BARNEY ZWARTZ. George Pell has fallen, but the cardinal’s legacy casts a long shadowFeb 28, 2019
So Cardinal George Pell – by far Australia’s best-known church leader of the past 25 years, the highest-ranked Australian ever at the Vatican, a confidant of prime ministers – faces a jail sentence for child sexual abuse. The dispenser of God’s grace (through the sacrament) has surely reached the nadir of human disgrace.
At his peak, as archbishop of Melbourne, then Sydney, in the late 1990s and early 2000s, Pell seemed an irresistible force. Trenchant, combative, supremely confident and with an imposing presence, he was a robust and forceful spokesman for authoritarian Catholicism and conservative social issues.
Such was his conviction and certainty, he relished being a polarising figure who was disliked by progressive Catholics and the many clergy whom he ruthlessly brought to heel when he thought them too liberal in their views or too flexible with the liturgy.
His reward was the near-adoration of sections of the church, a huge public profile, and a senior Vatican post.
His supporters admired his pugnacity at a time when most Christian leaders were reticent, and his willingness to defend what he believed in. He was a hard worker, committed to the church, extremely astute at church politics and, reportedly, genial company.
His critics found him arrogant, ruthless – in both senses of relentless and lacking compassion – and a man who made protecting the institutional church his highest principle, over people, including abuse survivors.
He always claimed to hate sexual abuse and stand against it, but his revolutionary 1996 Melbourne Response abuse protocol was criticised even at its introduction as too protective of the church over the needs of victims. It is hard to imagine a more hideous hypocrisy than launching such a protocol while abusing choir boys, but it would not be psychologically inconsistent to hate in others his own weakness, a possible attraction to children.
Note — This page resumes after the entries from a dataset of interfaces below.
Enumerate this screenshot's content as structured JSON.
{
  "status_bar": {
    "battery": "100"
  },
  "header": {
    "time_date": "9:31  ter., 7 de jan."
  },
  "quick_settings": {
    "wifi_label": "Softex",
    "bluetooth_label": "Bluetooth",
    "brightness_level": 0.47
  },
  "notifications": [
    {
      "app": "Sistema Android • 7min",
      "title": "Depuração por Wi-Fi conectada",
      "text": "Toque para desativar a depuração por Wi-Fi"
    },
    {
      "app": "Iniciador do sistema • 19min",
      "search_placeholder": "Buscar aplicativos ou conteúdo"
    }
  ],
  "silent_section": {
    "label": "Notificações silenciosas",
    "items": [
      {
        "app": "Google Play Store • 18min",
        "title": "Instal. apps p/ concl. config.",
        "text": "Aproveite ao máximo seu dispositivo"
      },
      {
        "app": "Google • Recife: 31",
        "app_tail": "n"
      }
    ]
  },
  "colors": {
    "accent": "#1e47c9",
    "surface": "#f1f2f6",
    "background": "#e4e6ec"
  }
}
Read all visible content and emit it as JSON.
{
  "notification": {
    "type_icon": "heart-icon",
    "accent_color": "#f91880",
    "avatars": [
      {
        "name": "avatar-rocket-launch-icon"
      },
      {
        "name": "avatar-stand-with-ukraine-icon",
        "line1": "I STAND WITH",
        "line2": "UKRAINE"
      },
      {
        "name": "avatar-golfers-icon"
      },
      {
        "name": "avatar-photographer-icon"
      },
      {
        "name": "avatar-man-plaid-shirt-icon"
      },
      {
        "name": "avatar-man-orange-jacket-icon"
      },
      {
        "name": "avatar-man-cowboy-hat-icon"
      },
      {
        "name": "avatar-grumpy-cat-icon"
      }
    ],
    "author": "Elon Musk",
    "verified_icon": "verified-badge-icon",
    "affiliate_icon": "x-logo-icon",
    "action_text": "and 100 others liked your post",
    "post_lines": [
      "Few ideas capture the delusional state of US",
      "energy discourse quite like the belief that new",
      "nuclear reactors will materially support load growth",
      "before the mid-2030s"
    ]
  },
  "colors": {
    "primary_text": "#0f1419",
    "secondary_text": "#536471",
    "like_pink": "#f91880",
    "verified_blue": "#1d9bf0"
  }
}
He surely understood what a betrayal of his priestly vows and of the Christian gospel child abuse would be. It is as far from love, mercy or fidelity to God as one can get. Whatever may have gone on in Pell’s mind, it did not affect his powerful public persona.
Today’s Pell is a shadow of that bombastic Archbishop but the decline has not been sudden. As he rose in Rome, battling Vatican corruption, he diminished in Australia.
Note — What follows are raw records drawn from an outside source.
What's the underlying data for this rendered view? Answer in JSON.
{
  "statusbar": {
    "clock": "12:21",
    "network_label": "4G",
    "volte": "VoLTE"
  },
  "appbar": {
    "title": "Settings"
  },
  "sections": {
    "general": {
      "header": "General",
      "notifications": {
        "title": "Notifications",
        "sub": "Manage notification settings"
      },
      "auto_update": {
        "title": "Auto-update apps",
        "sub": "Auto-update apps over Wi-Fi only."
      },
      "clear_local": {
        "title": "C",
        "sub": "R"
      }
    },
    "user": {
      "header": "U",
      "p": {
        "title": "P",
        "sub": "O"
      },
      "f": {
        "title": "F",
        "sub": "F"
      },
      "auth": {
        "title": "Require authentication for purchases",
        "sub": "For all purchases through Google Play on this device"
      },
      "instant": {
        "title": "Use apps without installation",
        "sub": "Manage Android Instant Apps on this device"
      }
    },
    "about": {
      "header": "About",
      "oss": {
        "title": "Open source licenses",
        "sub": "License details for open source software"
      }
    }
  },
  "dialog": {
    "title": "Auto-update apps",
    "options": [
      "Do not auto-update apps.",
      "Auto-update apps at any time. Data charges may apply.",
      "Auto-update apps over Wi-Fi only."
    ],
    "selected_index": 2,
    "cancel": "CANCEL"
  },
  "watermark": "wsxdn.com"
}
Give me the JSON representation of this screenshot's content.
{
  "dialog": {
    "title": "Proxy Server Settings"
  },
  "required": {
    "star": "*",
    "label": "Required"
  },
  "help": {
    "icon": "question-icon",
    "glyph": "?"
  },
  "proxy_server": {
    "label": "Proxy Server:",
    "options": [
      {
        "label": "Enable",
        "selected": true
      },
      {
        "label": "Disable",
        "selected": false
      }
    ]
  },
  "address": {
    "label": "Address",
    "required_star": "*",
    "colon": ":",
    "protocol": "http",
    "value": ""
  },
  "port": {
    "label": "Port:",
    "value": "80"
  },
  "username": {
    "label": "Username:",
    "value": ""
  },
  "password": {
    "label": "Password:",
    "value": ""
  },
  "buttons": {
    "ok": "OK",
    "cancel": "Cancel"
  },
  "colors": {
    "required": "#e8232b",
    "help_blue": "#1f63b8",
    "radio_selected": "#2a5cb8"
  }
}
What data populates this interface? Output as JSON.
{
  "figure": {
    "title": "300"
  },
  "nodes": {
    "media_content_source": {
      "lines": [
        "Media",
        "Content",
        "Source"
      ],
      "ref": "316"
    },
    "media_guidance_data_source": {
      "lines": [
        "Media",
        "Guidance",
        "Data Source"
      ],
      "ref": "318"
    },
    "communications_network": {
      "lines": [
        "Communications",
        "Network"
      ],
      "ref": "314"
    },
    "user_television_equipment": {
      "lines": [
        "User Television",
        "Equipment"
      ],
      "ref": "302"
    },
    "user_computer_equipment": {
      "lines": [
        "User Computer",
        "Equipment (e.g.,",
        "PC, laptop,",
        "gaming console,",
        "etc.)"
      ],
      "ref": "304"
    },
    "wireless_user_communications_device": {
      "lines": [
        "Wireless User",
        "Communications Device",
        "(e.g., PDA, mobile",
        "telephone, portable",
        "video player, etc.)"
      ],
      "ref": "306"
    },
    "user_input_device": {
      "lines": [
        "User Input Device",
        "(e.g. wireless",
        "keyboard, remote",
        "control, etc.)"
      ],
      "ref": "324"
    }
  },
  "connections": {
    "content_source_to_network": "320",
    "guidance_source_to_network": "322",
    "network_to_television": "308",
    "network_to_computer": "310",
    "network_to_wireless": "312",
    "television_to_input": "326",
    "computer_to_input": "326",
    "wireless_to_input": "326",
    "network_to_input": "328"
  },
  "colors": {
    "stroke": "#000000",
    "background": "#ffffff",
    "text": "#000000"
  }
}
His handling of sex abuse cases in Sydney was widely criticised (for using the so-called Ellis defence, which asserted there was no Catholic entity that could be sued), followed by a damaging appearance before the Victorian parliamentary inquiry into responses to sexual abuse in 2013, and a far worse one before the royal commission in 2016.
He came across as wooden, unsympathetic and unwilling to accept responsibility for church failings, instead blaming – as so many witnesses did – the dead or demented who could not reply.
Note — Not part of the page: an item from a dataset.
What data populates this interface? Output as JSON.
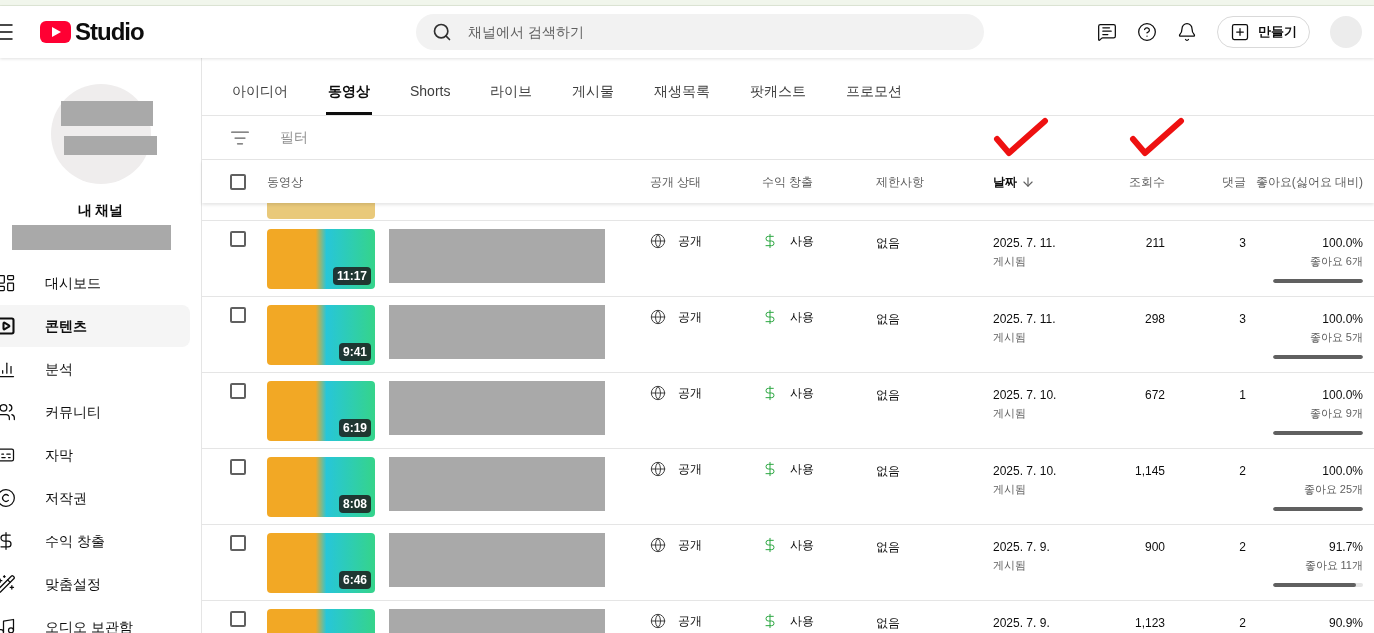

Members of the Royal Commission were clearly incredulous at some of his answers. Worse still, giving evidence by video from Rome ensured he attracted wider international attention – it couldn’t be buried in a distant corner of the globe.
However overbearing his personality, Pell was a leader, and his absence in Rome and his fall from grace have left a vacuum which nature may abhor but to which Catholics have had to adjust.
Many faithful Mass-goers will be devastated at Pell’s conviction, and some are already convinced that he is a scapegoat for the appalling findings of the royal commission.
They point to the conviction of Adelaide Archbishop Philip Wilson, overturned as unsound. Pell’s guilty verdict by an independent jury undermines that claim. The last cardinal jailed was Joseph Mindszenty of Hungary, as part of Soviet persecution of Christians in the 1950s, a very different case.
Pell was exactly the sort of resolute bishop beloved of popes John Paul II and Benedict XVI because he shared their rejection of post-modernism and moral relativism.
Pope Francis does, too, but he sees clericalism – the idea that priests are specially entrusted with guarding the church’s tradition and teaching and deserve deference – as the church’s biggest weakness, while to his predecessors it was the natural order.Francis calls it “a toxic sickness” and dislikes the inflexible dogmatism that was one of Pell’s chief virtues to Francis’s predecessors.
But Pell’s legacy is still prominent in the Australian Catholic Church, especially among the bishops appointed to key dioceses who take the same view of Catholicism.
For example, it was a shock last year when his chief protege (in terms of churchmanship), Sydney Archbishop Anthony Fisher, got as many votes as head of the Australian Catholic Bishops’ Conference as Brisbane’s Mark Coleridge (who won on seniority).
What now within the church? It presents an overwhelming challenge to the usually timid Australian bishops, who cannot publicly ignore the Cardinal’s finding. How will they explain this to the faithful? Traditionally, they say the bare minimum – and this time it is hard to blame them. But they must say more.
And what of that 12 per cent of dedicated Catholics who still go to Mass most weeks? A few more will surely drop off, but most are deeply embedded in their local parishes and relatively little affected by the hierarchy. They will not give up.
Barney Zwartz, a former religion editor of The Age, is a senior fellow of the Centre for Public Christianity.
First published in The Age, February 26, 2019